Could this be an omen – a portent of good news?
Joshua Thomas recently captured this amazing photo of no less than NINE heavenly phenomena in Red River, New Mexico. It was shared on social media by the USA National Weather Service.
The Washington Post picked it up and ran an article headed “Nine optical phenomena captured in one amazing photo.”
What I find utterly astonishing about this, is that tens of thousands of people are now learning Maharishi Mahesh Yogi’s Transcendental Meditation in North America.
And tens of MILLIONS will soon be learning in South America.
Could this incredible celestial display be some kind of an omen or portent of what is about to happen on earth? I get a tingle running up and down my spine as I think about this.
Would you like to know something even more amazing? The Washington Post published this article on — guess when? — 12th of January, Maharishi’s birthday.

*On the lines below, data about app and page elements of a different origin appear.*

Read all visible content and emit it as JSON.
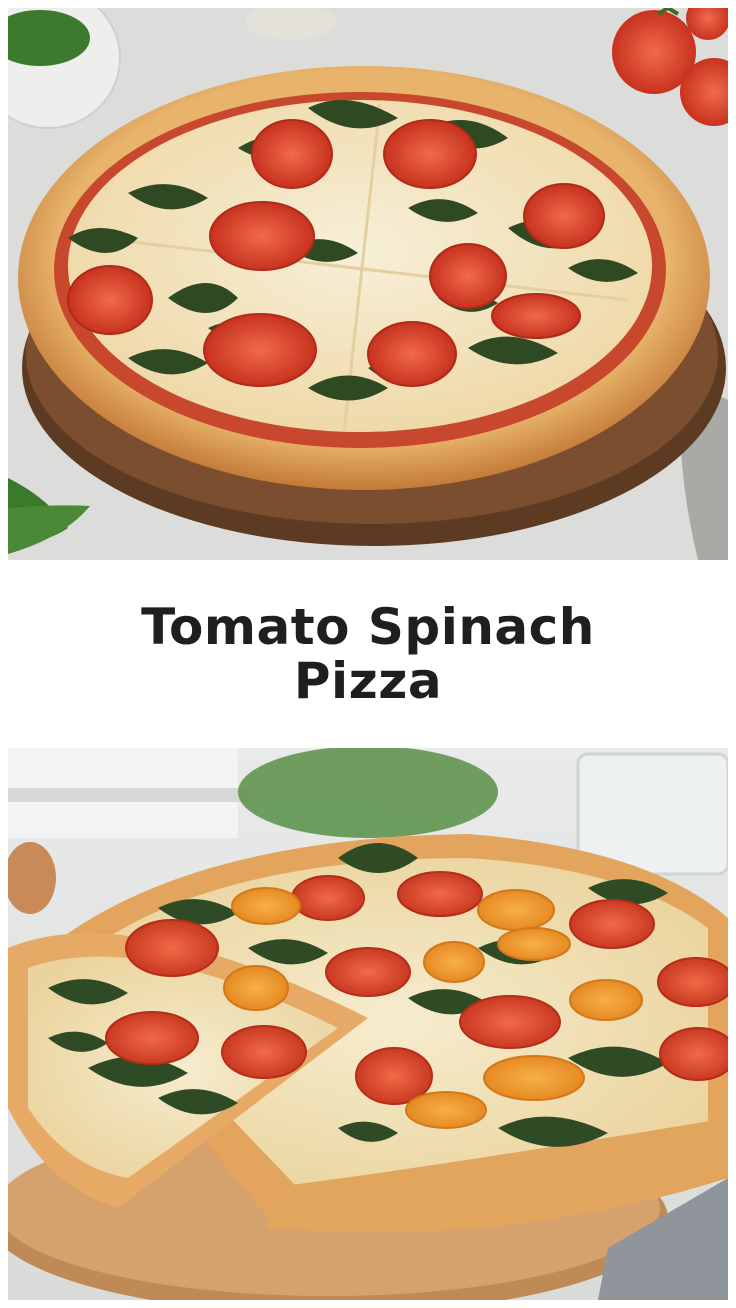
{
  "title": "Tomato Spinach Pizza",
  "images": {
    "top": {
      "subject": "pizza-on-board-icon"
    },
    "bottom": {
      "subject": "pizza-slice-pulled-icon"
    }
  },
  "colors": {
    "background": "#ffffff",
    "title_text": "#1f1f1f",
    "crust": "#d99a52",
    "cheese": "#f3e6c4",
    "tomato": "#d8402a",
    "spinach": "#2f4a22",
    "board": "#6b4428"
  }
}
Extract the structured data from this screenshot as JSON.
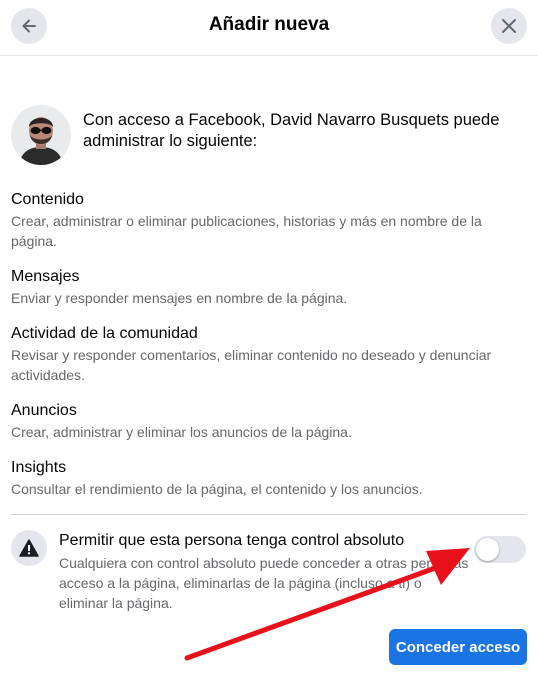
{
  "header": {
    "title": "Añadir nueva",
    "back_icon": "arrow-left-icon",
    "close_icon": "close-icon"
  },
  "intro": {
    "text": "Con acceso a Facebook, David Navarro Busquets puede administrar lo siguiente:"
  },
  "permissions": [
    {
      "title": "Contenido",
      "description": "Crear, administrar o eliminar publicaciones, historias y más en nombre de la página."
    },
    {
      "title": "Mensajes",
      "description": "Enviar y responder mensajes en nombre de la página."
    },
    {
      "title": "Actividad de la comunidad",
      "description": "Revisar y responder comentarios, eliminar contenido no deseado y denunciar actividades."
    },
    {
      "title": "Anuncios",
      "description": "Crear, administrar y eliminar los anuncios de la página."
    },
    {
      "title": "Insights",
      "description": "Consultar el rendimiento de la página, el contenido y los anuncios."
    }
  ],
  "full_control": {
    "title": "Permitir que esta persona tenga control absoluto",
    "description": "Cualquiera con control absoluto puede conceder a otras personas acceso a la página, eliminarlas de la página (incluso a ti) o eliminar la página.",
    "enabled": false,
    "icon": "warning-icon"
  },
  "actions": {
    "grant_label": "Conceder acceso"
  },
  "colors": {
    "primary": "#1b74e4",
    "annotation_arrow": "#e8101a",
    "secondary_text": "#65676b"
  }
}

The photo itself was taken on January 9, 2015. Various forms of ice crystals need to be present and very specifically aligned in the atmosphere for each of these to occur according to Angela Fritz, an atmospheric scientist.
A Rare and Extraordinary Phenomenon
Read what it all means from Angela’s scientific viewpoint to discover just how rare and extraordinary was this sight:
Supralateral arc: The largest halo in the image is a rare arc which varies in shape depending on how high the sun is in the sky. It forms when sunlight passes through the base of rod-shaped hexagonal ice crystals, and exits through a prism side of the crystal.
Parry arcs: also change shape depending how high the sun is. The orientation of the ice crystals needs to be just perfect for this feature to appear; the length (axis) of the column crystal must be perfectly horizontal, as well as two of the prism sides. “If the near perfect orientation of column crystals sounds improbable, that of Parry oriented crystals must seem wildly so,” writes Les Crowley on his wondrous site.
Upper tangent arc: also changes shape depending on the elevation of the sun. and appears when hexagonal rod-shaped crystals are oriented horizontally, but are free to rotate around their long axis.
Helic arcs: These arcs seem to originate from the sun itself, traveling up and away. These arcs are also formed by light passing through crystals in the same position as the Parry arcs.
The 22-degree circular halo is formed when sunlight passes from one prism side of a hexagonal crystal to another. These halos are more common than the other phenomena because the ice crystals are randomly oriented.
Sun pillar: This might appear like a large ray of sun shooting upward, but it’s actually the appearance of light passing through millions of ice crystals. According to Crowley, they are most common 30 to 60 minutes after the sun as set at ground level.
Sun dogs are also called “mock suns,” or scientifically, “parhelia,” and are often seen in conjunction with a 22-degree halo, since they are formed from the same kinds of ice crystals. However, as the plate-shaped crystals sink through the air, they can become vertically aligned instead of randomly oriented, which allows the light to pass through horizontally, creating the sun dogs. Each bright spot is a single sun dog, or parhelion.
Infralateral arc: This looks most similar to a typical rainbow, except you won’t see it when it’s rainy! It also changes shape based on the elevation of the sun, and seems to originate from the base of the supralateral arc. Infralateral arcs are formed when light passes through the base of hexagonal rod-shaped crystals, and exits through one of the sides of the crystal.
As David Lynch says on one of our DVDs, “it’s going to be a better world.”
And you read it here first!